  [create_time] => 2018-12-06T00:35:05.157630
  [creating_job] => 52e496b945151ee8
  [dataset_id] => 40876639881ca029
  [file_size] => 1427219
  [file_ext] => html
  [id] => 40876639881ca029
  [misc_info] => ''
  [hda_ldda] => hda
  [download_url] => /api/histories/0c5ffef6d88a1e97/contents/40876639881ca029/display
  [state] => ok
  [display_types] => []
  [display_apps] => []
  [metadata_dbkey] => ?
  [type] => file
  [misc_blurb] => 1.4 MB
  [peek] => <table cellspacing="0" cellpadding="3"><tr><td>HTML file</td></tr></table>
  [update_time] => 2018-12-06T00:43:13.749954
  [data_type] => galaxy.datatypes.text.Html
  [tags] => []
  [deleted] =>
  [history_id] => 0c5ffef6d88a1e97
  [meta_files] => []
  [genome_build] => ?
  [hid] => 7
  [model_class] => HistoryDatasetAssociation
  [metadata_data_lines] => 150
  [annotation] =>
  [permissions] => [
    [access] => []
    [manage] => []
  [history_content_type] => dataset
  [name] => WGCNA: eigengene visualization
  [extension] => html
  [visible] => 1
  [url] => /api/histories/0c5ffef6d88a1e97/contents/40876639881ca029
  [uuid] => c5178a2d-eef5-4218-bb09-6984e56a49e3
  [visualizations] => [
    [0] => [
      [embeddable] =>
      [href] => /plugins/visualizations/charts/show?dataset_id=40876639881ca029
      [html] => Charts
      [target] => galaxy_main
  [rerunnable] => 1
  [purged] =>
  [api_type] => file

By iterating over all of the datasets we can find the dataset id of the file we are interested in.

$dataset_id = NULL;
$datasets = tripal_galaxy_get_datasets($submission);
foreach ($datasets as $dataset) {
  if ($dataset['name'] == 'WGCNA: eigengene visualization') {
    $dataset_id = $dataset['id'];

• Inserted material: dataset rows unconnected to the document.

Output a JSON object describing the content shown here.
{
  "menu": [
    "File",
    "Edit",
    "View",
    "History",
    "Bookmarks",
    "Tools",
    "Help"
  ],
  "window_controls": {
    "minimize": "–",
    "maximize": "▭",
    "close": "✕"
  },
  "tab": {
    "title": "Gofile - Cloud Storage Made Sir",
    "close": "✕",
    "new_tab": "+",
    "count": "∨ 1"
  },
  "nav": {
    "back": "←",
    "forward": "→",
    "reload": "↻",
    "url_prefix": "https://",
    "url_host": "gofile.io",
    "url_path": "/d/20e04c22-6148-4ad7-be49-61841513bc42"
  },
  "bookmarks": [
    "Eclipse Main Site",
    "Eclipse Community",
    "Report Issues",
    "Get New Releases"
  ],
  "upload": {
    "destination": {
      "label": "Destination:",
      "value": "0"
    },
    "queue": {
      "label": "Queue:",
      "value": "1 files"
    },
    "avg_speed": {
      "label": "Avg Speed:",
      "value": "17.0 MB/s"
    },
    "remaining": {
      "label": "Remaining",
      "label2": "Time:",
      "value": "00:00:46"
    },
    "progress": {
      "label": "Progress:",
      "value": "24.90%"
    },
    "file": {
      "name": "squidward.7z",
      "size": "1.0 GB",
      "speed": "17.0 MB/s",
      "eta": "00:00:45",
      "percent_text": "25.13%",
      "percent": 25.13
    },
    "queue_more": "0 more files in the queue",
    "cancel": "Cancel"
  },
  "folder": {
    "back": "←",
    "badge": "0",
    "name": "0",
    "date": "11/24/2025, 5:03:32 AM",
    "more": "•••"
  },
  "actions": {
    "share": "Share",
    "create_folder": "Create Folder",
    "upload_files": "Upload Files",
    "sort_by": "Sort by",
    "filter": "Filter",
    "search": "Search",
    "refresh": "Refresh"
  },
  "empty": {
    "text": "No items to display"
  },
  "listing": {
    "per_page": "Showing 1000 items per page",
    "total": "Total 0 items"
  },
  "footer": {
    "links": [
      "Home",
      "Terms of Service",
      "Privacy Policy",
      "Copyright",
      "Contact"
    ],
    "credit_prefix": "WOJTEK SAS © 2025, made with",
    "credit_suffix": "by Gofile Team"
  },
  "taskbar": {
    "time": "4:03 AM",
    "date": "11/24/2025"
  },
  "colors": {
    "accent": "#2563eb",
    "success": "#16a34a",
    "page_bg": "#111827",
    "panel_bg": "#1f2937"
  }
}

The Tripal Galaxy module does have a setting for how long files can stay on a remote Galaxy server before they are automatically removed. See the Additional Settings document for more details.

Option 1: Download Files to the Server

Once the workflow has completed you can retrieve any resulting files onto the Drupal server. This is useful if you need to re-use the results in other workflows or if you want to make those results available to users on their Profile pages (i.e. via the Files link).

To retrieve the file simply call the tripal_galaxy_download_file function.

$file = tripal_galaxy_download_file($submission, $dataset_id, $uid);

This function downloads the file to the Drupal server and registers it with Drupal as a file managed by Tripal. This ensures that the file will be associated with the user ID specified by the $uid argument. Therefore, the $file variable returned will be a Drupal File object, and the file will count against the user’s quota and show up on their profile page.


Be sure that you have sufficient storage space when downloading files. To help with this, Tripal provides a user quota system to which downloaded are applied. However, be cautious of how much space is being utilized. You can check how much space a user is currently consuming using the tripal_get_user_usage() function. If space is a concern you probably want to check the user’s usage before invoking the workflow.